◆ Data extracts ◆
-------------------------

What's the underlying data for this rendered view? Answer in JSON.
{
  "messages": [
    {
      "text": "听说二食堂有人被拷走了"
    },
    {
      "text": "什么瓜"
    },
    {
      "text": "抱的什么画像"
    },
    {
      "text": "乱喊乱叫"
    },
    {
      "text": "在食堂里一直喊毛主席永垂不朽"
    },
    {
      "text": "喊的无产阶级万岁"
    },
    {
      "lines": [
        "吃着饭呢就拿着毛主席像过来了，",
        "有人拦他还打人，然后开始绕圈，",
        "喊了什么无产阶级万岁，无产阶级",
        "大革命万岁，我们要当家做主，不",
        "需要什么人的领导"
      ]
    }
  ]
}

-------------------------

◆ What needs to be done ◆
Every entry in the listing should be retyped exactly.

◆ Solution ◆
What's the underlying data for this rendered view? Answer in JSON.
{
  "messages": [
    {
      "text": "听说二食堂有人被拷走了"
    },
    {
      "text": "什么瓜"
    },
    {
      "text": "抱的什么画像"
    },
    {
      "text": "乱喊乱叫"
    },
    {
      "text": "在食堂里一直喊毛主席永垂不朽"
    },
    {
      "text": "喊的无产阶级万岁"
    },
    {
      "lines": [
        "吃着饭呢就拿着毛主席像过来了，",
        "有人拦他还打人，然后开始绕圈，",
        "喊了什么无产阶级万岁，无产阶级",
        "大革命万岁，我们要当家做主，不",
        "需要什么人的领导"
      ]
    }
  ]
}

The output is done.